* **WORK TO BE COMPLETED**
The answer is every line in the data below that contains the word "icon".

═══ EXCERPTED DATA ═══

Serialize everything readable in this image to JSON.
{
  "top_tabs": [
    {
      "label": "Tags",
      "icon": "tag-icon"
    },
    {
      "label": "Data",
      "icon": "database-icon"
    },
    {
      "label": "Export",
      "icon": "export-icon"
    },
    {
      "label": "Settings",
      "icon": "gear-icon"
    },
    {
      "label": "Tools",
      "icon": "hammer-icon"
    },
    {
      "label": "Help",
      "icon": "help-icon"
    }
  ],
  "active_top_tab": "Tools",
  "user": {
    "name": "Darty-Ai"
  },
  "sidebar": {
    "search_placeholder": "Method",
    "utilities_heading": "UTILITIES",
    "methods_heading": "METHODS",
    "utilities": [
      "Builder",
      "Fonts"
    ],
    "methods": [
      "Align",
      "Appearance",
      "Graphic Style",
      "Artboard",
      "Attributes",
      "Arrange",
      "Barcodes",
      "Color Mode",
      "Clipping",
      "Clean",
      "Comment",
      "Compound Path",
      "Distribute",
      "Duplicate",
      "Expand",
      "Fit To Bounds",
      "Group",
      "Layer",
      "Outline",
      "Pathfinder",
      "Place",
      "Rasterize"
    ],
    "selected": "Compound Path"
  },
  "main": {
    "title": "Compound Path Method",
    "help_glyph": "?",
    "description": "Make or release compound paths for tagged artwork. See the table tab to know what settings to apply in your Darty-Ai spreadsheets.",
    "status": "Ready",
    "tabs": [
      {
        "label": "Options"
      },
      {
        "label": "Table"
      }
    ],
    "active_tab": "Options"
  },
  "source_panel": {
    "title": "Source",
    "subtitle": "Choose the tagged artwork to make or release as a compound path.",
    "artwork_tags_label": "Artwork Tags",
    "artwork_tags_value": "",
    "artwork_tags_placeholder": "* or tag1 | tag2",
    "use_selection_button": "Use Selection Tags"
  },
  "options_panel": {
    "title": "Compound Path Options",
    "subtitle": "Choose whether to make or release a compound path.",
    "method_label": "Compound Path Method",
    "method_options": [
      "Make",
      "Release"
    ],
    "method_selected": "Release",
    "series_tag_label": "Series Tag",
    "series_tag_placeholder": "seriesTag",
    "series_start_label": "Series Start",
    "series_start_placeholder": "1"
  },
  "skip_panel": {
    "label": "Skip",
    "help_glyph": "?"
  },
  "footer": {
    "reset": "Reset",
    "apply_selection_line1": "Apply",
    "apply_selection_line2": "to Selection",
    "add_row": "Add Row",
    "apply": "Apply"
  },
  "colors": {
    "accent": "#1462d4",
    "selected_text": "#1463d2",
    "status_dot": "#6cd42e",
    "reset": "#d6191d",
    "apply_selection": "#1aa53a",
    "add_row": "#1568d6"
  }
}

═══

* **SOLVED EXERCISE**
      "icon": "tag-icon"
      "icon": "database-icon"
      "icon": "export-icon"
      "icon": "gear-icon"
      "icon": "hammer-icon"
      "icon": "help-icon"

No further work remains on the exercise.